After I graduated from college, I played for a year in Sweden and South Africa, then in a summer league in Chicago. When I played in that summer league, there were times when I got frustrated because I wasn’t as good as I had been a year or two ago. But I no longer wanted to dedicate the time I needed to maintain the same skill level. I still love baseball, but I stopped playing because I knew I wasn’t going to play at a higher level than I did in college. It was time for me to take the next step in my life.
So while I can’t identify with suffering repeated head injuries, I can identify with the ex-athlete at her stage in life—early adulthood and giving up a sport that defined her. I chose to stop playing baseball, and she was more or less forced to quit playing soccer. But we both gave up sports we love to tackle new challenges in life. Her CTE just makes her challenges more difficult than mine.
The Army Veteran
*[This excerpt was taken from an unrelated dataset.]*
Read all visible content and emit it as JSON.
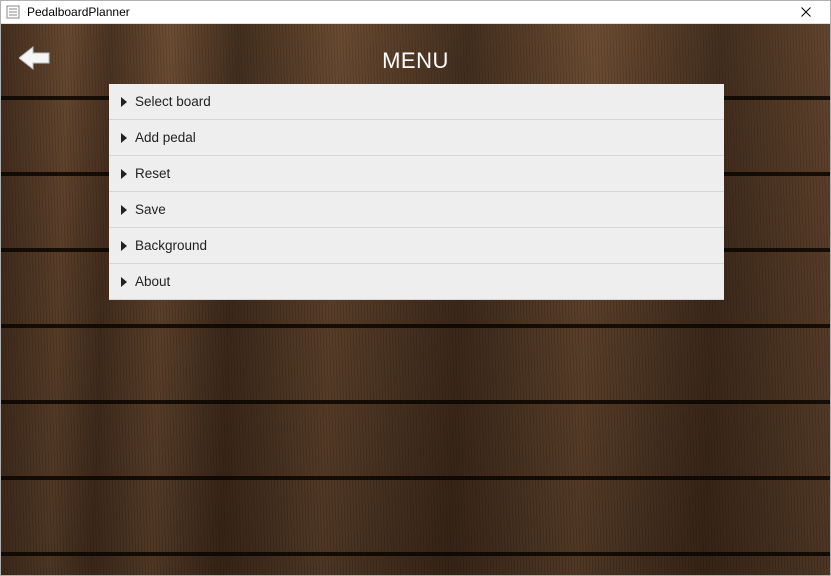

In my mind, this character is actually very similar to the ex-athlete. However, I share fewer life experiences with the Army veteran than I do with the ex-athlete.
I have never served in the military. I have never had PTSD (post-traumatic stress disorder). Even though I work for a police agency, I am not a police officer. I do not carry a gun or a badge. I do not patrol a beat or investigate crime scenes. In the particulars, our lives are very different.
But in listening to the accounts of military veterans, it seems at least part of the challenge of transitioning to civilian life is giving up the most rewarding and adrenaline-fueled period of one’s life. How do you go from risking your life for your country and fighting an enemy halfway around the world to sitting behind a desk for eight hours a day?
To write this character, I researched the symptoms of PTSD and read the memoir of a former United States Marine who suffered from this affliction. That research provided me with the language to describe what this character is going through in Parabellum.
But the color behind that language comes from my shift from traveling the world playing baseball to returning home to live with my parents and attend grad school. Like the ex-athlete, the Army veteran also struggles with giving up a lifestyle that once defined him, something I can relate to on a smaller scale.
The High School Student
The high school student was the most difficult character for me to write.
I am fortunate to have never suffered from clinical depression, and I don’t have many experiences that compare with what this character goes through in Parabellum. I also found myself uncertain about how to represent depression without resorting to oversimplified emotional tropes.
But, like the student, I am introspective and an introvert. I know what it’s like to have a rich internal dialogue even though I don’t always express myself outwardly. And like anyone else, I have encountered my share of disappointments and setbacks in life.
In writing this character, I tried to increase the frequency of the disappointments in his life and exaggerate his negative reaction to setbacks. The student continually ruminates on his shortcomings and missteps, while I am usually able to move on. Though we both engage in internal dialogue, his thoughts are often self-deprecating and despondent.
I also relied on the book Unholy Ghost, a collection of essays by writers who suffer from depression. These descriptive accounts helped me with the language I needed to portray the many nuances of depression. Combined with my efforts to exaggerate my own experiences, I hope these essays helped me avoid a stereotypical, surface-level representation of clinical depression.
Writing What I Know
In short, writing what I know led to four characters who share small pieces of me. Though I am not like any of these characters in the generalities, we do share some particulars that helped me craft their personalities. Hopefully, the result is characters that feel genuinely human and accurately reflect their individual circumstances.